──────── Supplied material

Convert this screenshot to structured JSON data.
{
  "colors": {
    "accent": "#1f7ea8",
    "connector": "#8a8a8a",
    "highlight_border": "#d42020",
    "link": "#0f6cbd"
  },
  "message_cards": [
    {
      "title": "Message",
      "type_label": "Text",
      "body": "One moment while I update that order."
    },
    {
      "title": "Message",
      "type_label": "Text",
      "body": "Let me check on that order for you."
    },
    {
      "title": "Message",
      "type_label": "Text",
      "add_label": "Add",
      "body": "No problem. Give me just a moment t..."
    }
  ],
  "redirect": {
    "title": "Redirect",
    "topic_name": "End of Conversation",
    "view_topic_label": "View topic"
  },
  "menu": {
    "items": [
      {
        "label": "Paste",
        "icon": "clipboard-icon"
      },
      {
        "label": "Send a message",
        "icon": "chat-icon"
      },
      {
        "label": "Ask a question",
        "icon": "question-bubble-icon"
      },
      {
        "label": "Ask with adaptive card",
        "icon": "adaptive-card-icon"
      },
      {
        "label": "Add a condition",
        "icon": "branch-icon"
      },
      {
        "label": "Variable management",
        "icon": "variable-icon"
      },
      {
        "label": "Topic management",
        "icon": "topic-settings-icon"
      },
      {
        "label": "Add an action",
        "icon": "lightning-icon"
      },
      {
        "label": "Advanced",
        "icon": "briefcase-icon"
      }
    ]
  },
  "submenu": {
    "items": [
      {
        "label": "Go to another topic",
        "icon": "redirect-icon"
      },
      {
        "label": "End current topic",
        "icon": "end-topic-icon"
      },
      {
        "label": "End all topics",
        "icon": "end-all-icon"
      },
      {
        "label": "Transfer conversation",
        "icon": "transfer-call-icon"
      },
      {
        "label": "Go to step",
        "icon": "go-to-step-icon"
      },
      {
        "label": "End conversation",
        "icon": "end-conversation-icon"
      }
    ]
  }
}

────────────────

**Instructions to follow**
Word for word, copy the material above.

**Task solution**
Convert this screenshot to structured JSON data.
{
  "colors": {
    "accent": "#1f7ea8",
    "connector": "#8a8a8a",
    "highlight_border": "#d42020",
    "link": "#0f6cbd"
  },
  "message_cards": [
    {
      "title": "Message",
      "type_label": "Text",
      "body": "One moment while I update that order."
    },
    {
      "title": "Message",
      "type_label": "Text",
      "body": "Let me check on that order for you."
    },
    {
      "title": "Message",
      "type_label": "Text",
      "add_label": "Add",
      "body": "No problem. Give me just a moment t..."
    }
  ],
  "redirect": {
    "title": "Redirect",
    "topic_name": "End of Conversation",
    "view_topic_label": "View topic"
  },
  "menu": {
    "items": [
      {
        "label": "Paste",
        "icon": "clipboard-icon"
      },
      {
        "label": "Send a message",
        "icon": "chat-icon"
      },
      {
        "label": "Ask a question",
        "icon": "question-bubble-icon"
      },
      {
        "label": "Ask with adaptive card",
        "icon": "adaptive-card-icon"
      },
      {
        "label": "Add a condition",
        "icon": "branch-icon"
      },
      {
        "label": "Variable management",
        "icon": "variable-icon"
      },
      {
        "label": "Topic management",
        "icon": "topic-settings-icon"
      },
      {
        "label": "Add an action",
        "icon": "lightning-icon"
      },
      {
        "label": "Advanced",
        "icon": "briefcase-icon"
      }
    ]
  },
  "submenu": {
    "items": [
      {
        "label": "Go to another topic",
        "icon": "redirect-icon"
      },
      {
        "label": "End current topic",
        "icon": "end-topic-icon"
      },
      {
        "label": "End all topics",
        "icon": "end-all-icon"
      },
      {
        "label": "Transfer conversation",
        "icon": "transfer-call-icon"
      },
      {
        "label": "Go to step",
        "icon": "go-to-step-icon"
      },
      {
        "label": "End conversation",
        "icon": "end-conversation-icon"
      }
    ]
  }
}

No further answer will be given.